The first implication that I get from this is that elves, who are not subject to Raise Dead spells and have no souls, are not really “alive”. I take this to mean that elves cannot die (unless by unnatural causes). I suppose that this is not a shocking revelation, as elves have been seen of at other times as being immortal. However, the raises some interesting questions. Does this make elves completely invulnerable to anything which could affect the soul (say, Magic Jar or Trap the Soul spells)? We already know they are immune to Sleep and Charm spells… does this have anything to do with their lack of a soul? If an elf has no soul, then what exactly DO they have that provides that “spark of life”? There are, as far as I can tell, an awful lot of possible implications to this, involving healing and survival of elves. Because they lack a soul, does this mean, no elves can EVER be raised from the dead via other means like Reincarnation? (Obviously, a Wish would put all bets off) Some interesting food for thought.
Similar questions arise from the implication that half-orcs have no souls. How does THAT happen? Humans, obviously, have souls. Does this mean that orcs have no soul, and as such, pass this quality on to half-orcs? If that is true, then does this extend on to other humanoid races? Exactly what DOES qualify one for having a soul? Does this mean there are many races would have invulnerabilities to certain types of possession magic? Or an inability to be affected by raising magic? This could really turn a campaign on its ear!

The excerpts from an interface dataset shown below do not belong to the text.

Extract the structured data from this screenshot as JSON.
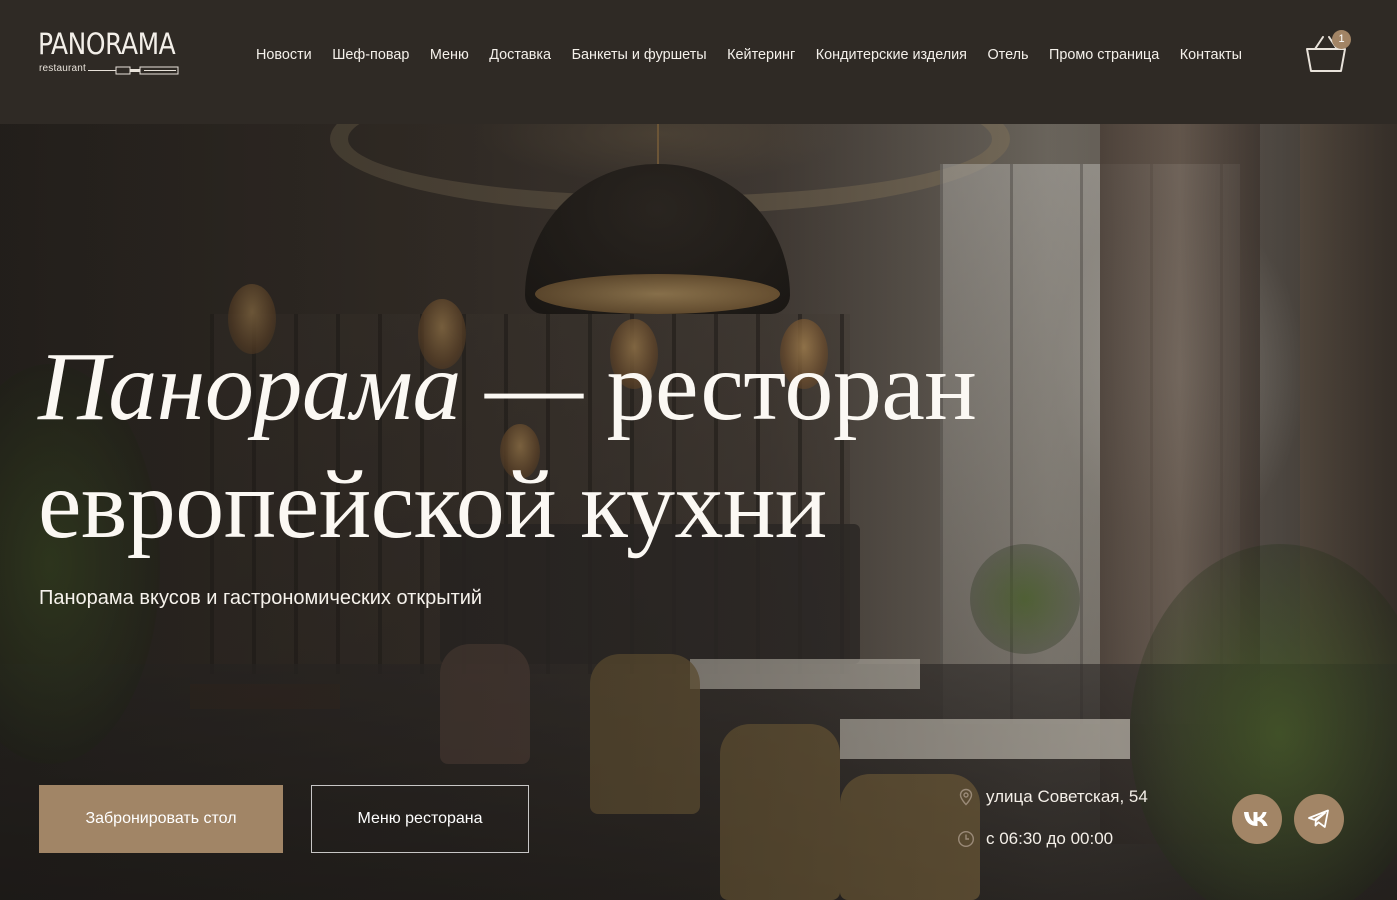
{
  "brand": {
    "name": "PANORAMA",
    "tagline": "restaurant"
  },
  "nav": {
    "items": [
      "Новости",
      "Шеф-повар",
      "Меню",
      "Доставка",
      "Банкеты и фуршеты",
      "Кейтеринг",
      "Кондитерские изделия",
      "Отель",
      "Промо страница",
      "Контакты"
    ]
  },
  "cart": {
    "icon": "basket-icon",
    "count": "1"
  },
  "hero": {
    "title_italic": "Панорама",
    "title_rest_line1": " — ресторан",
    "title_line2": "европейской кухни",
    "subtitle": "Панорама вкусов и гастрономических открытий",
    "book_button": "Забронировать стол",
    "menu_button": "Меню ресторана",
    "address": "улица Советская, 54",
    "hours": "с 06:30 до 00:00",
    "address_icon": "location-pin-icon",
    "hours_icon": "clock-icon"
  },
  "social": {
    "vk_icon": "vk-icon",
    "telegram_icon": "telegram-icon"
  },
  "colors": {
    "header_bg": "#2f2a25",
    "accent": "#a18566",
    "text": "#ffffff"
  }
}
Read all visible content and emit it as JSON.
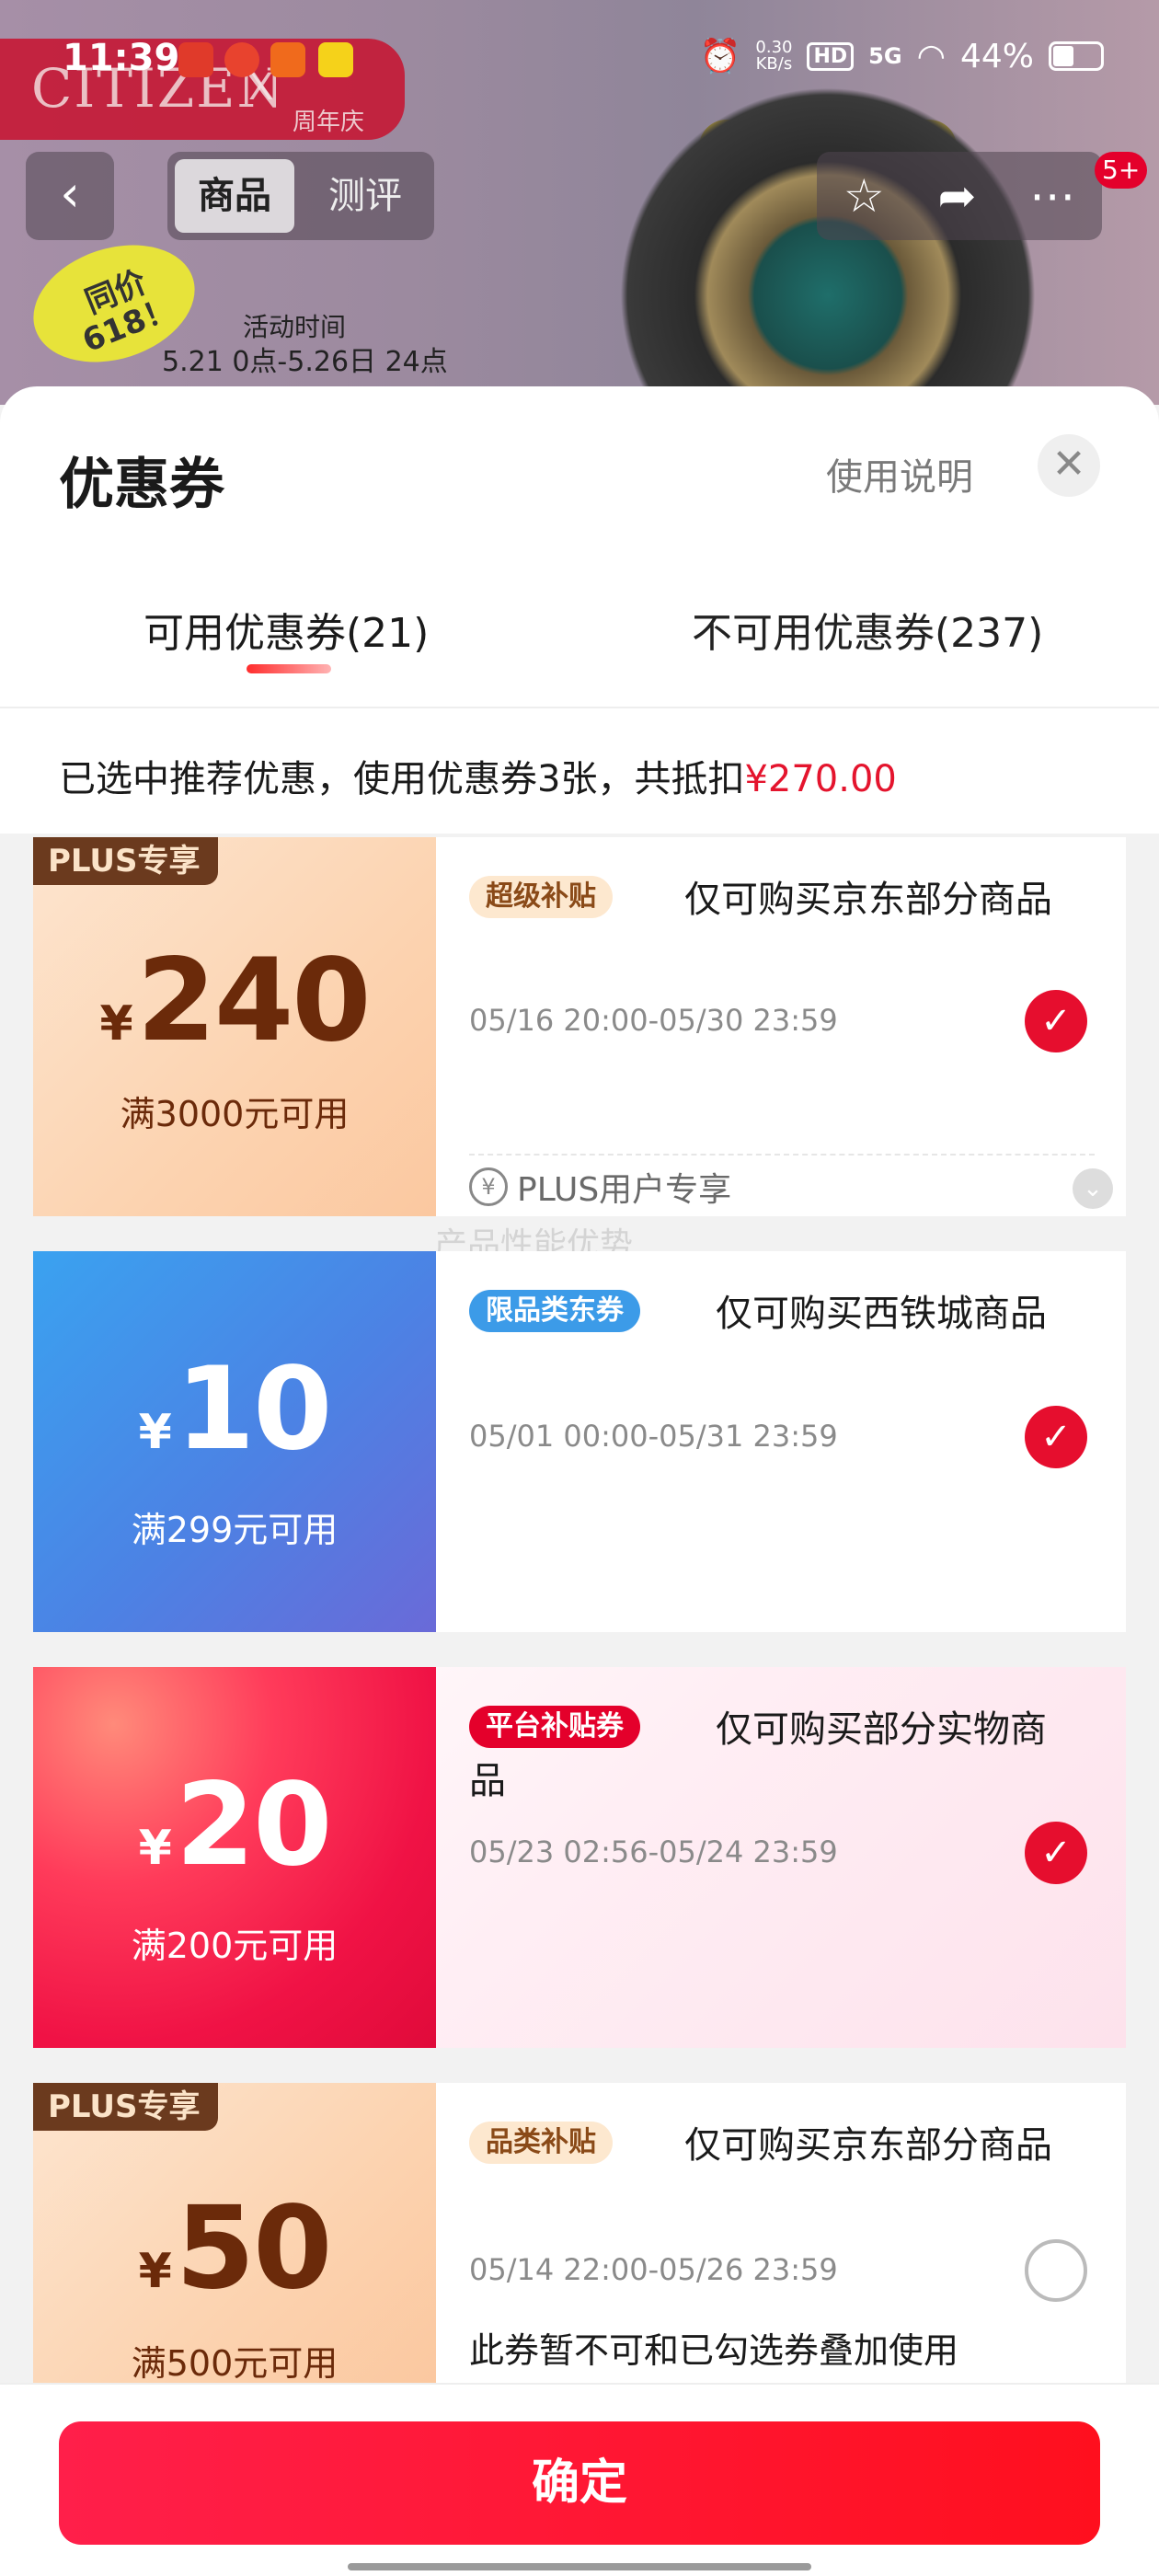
{
  "status_bar": {
    "time": "11:39",
    "net_speed_value": "0.30",
    "net_speed_unit": "KB/s",
    "hd": "HD",
    "signal": "5G",
    "battery": "44%"
  },
  "hero": {
    "brand": "CITIZEN",
    "brand_x": "X",
    "anniversary": "周年庆",
    "promo": "同价618！",
    "activity_title": "活动时间",
    "activity_dates": "5.21 0点-5.26日 24点"
  },
  "nav": {
    "back_icon": "chevron-left-icon",
    "tabs": [
      {
        "label": "商品"
      },
      {
        "label": "测评"
      }
    ],
    "badge": "5+"
  },
  "sheet": {
    "title": "优惠券",
    "usage_link": "使用说明",
    "tabs": {
      "available": "可用优惠券(21)",
      "unavailable": "不可用优惠券(237)"
    },
    "summary_prefix": "已选中推荐优惠，使用优惠券3张，共抵扣",
    "summary_amount": "¥270.00",
    "watermark": "产品性能优势"
  },
  "coupons": [
    {
      "plus_badge": "PLUS专享",
      "currency": "¥",
      "amount": "240",
      "condition": "满3000元可用",
      "tag": "超级补贴",
      "title": "仅可购买京东部分商品",
      "validity": "05/16 20:00-05/30 23:59",
      "selected": true,
      "footer": "PLUS用户专享",
      "footer_icon_text": "¥"
    },
    {
      "currency": "¥",
      "amount": "10",
      "condition": "满299元可用",
      "tag": "限品类东券",
      "title": "仅可购买西铁城商品",
      "validity": "05/01 00:00-05/31 23:59",
      "selected": true
    },
    {
      "currency": "¥",
      "amount": "20",
      "condition": "满200元可用",
      "tag": "平台补贴券",
      "title_line1": "仅可购买部分实物商",
      "title_line2": "品",
      "validity": "05/23 02:56-05/24 23:59",
      "selected": true
    },
    {
      "plus_badge": "PLUS专享",
      "currency": "¥",
      "amount": "50",
      "condition": "满500元可用",
      "tag": "品类补贴",
      "title": "仅可购买京东部分商品",
      "validity": "05/14 22:00-05/26 23:59",
      "selected": false,
      "note": "此券暂不可和已勾选券叠加使用"
    }
  ],
  "confirm_button": "确定",
  "colors": {
    "accent_red": "#e4142d",
    "check_red": "#e60e2e",
    "plus_brown": "#6b3a1e",
    "blue_coupon": "#4c82e4"
  }
}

As I perused the Sage Advices, I found a few other food for thought things as well… for instance: did you know that paladins will only associate with parties which are good (but not LAWFUL good) aligned on a “single-expedition basis”? This would make it EXTREMELY difficult to use a paladin in an extended campaign, as you would have to have a group that is completely Lawful Good, which I think is pretty rare. Another interesting point: in a discussion about Girdles of Giant Strength, it notes, “while the strength of a giant is given, the giant’s innate toughness is not conferred upon the wearer. This means that while a giant could smash its fist through a wooden door, a human would break bones when doing it. While a giant could hurl bars apart, a human would rip flesh in the attempt.” I think that this makes Girdles of Giant Strength a lot less appealing. Does it not imply that, while you might have the strength of a giant, trying to lift something substantially heavier would likely crush the hapless user, as they would be trying to lift enormous weights with spindly little human bones? It kind of makes the Girdles a lot less appealing. Another question: when explaining a Hold Person spell, it says that literally every muscle in a person’s body is rendered motionless, even to the point of being unable, “to expel the breath that carries the sound forth from its source”. So, does that mean that someone who is subject to a Hold Person spell is unable to breath, or that their heart stops beating? Would this not be an easy way to kill someone? The final thought I pondered while gleaning the Sage Advice columns concerned a question about why other classes couldn’t imitate thiefly skills like Hide in Shadows and Climb Walls. The response was, “Even though the thief abilities have rather unimpressive, mundane names, they are indeed special abilities and can be successfully performed only by someone who has had, and continues to take, training in the thief profession. In a standard AD&D campaign, there can be no deviation from this rule — and it is a fact of “life” as much as it is a rule of the game. Only thieves can employ abilities described as unique to that class, just as clerics can do only what clerics are described as being capable of.” It went on to cover a fairly clear and specific explanation about why thieves and ONLY thieves should ever be able to do the things thieves do, including THIS gem of a phrase: “Any DM who settles for less than this attitude from player characters and still allows them to rise in experience levels as if nothing was amiss is doing the playing group and the game a disservice.” Again, I can sort of see the rationale for this, but I can also see the rationale for allowing regular characters to try this stuff. It definitely made me think of how (or IF) I would handle this in my own campaigns.